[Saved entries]
|---|
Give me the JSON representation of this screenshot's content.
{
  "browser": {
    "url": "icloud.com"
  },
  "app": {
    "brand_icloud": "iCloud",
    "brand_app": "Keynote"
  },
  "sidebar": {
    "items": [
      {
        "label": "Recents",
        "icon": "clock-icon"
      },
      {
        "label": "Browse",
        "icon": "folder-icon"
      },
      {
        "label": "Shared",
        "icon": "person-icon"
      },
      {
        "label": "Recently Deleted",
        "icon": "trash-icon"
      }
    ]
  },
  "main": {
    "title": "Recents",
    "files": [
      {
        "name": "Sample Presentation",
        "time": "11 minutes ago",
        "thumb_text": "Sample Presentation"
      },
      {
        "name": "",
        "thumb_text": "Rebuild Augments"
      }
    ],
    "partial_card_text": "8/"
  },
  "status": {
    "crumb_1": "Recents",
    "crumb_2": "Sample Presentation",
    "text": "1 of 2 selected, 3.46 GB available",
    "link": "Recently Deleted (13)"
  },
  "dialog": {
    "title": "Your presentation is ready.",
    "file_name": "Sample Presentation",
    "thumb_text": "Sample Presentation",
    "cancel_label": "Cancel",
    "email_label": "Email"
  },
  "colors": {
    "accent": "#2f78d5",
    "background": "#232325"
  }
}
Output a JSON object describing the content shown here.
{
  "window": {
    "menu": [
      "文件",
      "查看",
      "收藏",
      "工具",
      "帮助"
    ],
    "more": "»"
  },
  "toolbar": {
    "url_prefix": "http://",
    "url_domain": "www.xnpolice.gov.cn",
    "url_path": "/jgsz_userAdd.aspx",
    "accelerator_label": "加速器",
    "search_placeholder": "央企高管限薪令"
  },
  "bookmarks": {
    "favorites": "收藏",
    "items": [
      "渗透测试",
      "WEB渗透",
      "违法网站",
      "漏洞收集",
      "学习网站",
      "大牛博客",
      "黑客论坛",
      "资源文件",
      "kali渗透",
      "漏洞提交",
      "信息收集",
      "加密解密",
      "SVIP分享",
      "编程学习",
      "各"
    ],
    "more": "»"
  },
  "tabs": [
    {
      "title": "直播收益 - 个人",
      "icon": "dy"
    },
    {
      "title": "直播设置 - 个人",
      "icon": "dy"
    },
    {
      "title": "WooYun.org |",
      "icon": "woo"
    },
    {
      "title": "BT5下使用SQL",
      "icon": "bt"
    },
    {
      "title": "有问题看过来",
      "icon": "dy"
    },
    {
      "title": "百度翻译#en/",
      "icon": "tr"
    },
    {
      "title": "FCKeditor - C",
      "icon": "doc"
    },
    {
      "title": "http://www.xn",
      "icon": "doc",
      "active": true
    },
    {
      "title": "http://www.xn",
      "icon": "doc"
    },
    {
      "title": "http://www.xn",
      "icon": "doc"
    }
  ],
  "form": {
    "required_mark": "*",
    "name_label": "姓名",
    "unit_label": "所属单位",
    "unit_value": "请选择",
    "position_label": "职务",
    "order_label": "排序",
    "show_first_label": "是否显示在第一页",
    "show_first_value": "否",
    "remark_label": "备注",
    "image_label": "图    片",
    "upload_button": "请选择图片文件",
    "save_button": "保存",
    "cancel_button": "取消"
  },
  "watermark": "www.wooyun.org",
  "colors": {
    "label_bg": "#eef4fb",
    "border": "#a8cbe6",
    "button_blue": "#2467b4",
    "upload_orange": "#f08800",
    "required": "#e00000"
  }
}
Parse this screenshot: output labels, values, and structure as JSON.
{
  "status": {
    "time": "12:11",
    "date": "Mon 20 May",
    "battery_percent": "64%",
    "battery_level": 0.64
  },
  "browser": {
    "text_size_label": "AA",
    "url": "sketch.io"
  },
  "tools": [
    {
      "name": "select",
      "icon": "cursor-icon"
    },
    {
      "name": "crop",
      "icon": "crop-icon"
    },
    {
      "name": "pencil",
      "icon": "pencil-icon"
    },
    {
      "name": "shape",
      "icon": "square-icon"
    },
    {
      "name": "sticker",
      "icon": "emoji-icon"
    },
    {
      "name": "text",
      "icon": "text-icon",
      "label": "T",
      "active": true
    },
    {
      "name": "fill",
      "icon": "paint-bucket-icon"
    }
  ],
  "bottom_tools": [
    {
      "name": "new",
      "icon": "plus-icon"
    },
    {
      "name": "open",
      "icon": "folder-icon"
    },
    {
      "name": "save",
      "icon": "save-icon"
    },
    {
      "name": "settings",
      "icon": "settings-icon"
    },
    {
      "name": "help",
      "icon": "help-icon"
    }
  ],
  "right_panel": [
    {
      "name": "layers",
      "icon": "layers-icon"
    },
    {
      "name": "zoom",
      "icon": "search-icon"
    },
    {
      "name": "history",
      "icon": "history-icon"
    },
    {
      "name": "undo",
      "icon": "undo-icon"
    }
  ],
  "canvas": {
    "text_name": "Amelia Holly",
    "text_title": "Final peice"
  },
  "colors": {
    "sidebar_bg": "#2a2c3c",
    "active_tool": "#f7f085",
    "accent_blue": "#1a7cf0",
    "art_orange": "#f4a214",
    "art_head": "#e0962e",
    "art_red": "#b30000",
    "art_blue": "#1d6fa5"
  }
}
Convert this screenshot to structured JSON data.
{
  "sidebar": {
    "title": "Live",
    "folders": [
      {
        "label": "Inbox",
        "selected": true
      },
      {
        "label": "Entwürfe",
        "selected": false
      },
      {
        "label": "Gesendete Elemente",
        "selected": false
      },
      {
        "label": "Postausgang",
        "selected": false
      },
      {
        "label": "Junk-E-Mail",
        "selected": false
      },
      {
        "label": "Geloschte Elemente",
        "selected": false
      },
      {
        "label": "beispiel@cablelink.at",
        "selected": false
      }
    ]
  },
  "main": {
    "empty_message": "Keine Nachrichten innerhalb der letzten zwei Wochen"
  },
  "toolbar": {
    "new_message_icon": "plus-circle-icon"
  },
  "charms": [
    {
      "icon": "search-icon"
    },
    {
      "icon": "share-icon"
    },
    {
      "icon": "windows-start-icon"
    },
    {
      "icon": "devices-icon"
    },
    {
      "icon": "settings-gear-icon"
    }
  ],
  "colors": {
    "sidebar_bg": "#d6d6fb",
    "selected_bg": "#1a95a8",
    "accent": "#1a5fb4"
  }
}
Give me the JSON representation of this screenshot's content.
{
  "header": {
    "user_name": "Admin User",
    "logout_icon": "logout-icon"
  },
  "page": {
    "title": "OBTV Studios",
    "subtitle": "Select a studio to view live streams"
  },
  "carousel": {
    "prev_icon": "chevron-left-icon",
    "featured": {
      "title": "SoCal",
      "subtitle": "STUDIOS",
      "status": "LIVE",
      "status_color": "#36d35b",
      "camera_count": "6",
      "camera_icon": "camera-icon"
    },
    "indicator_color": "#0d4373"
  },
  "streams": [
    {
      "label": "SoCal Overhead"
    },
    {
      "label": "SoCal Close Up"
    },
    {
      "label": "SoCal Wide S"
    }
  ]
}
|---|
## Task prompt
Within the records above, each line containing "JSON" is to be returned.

## Solution to the exercise
Give me the JSON representation of this screenshot's content.
Output a JSON object describing the content shown here.
Parse this screenshot: output labels, values, and structure as JSON.
Convert this screenshot to structured JSON data.
Give me the JSON representation of this screenshot's content.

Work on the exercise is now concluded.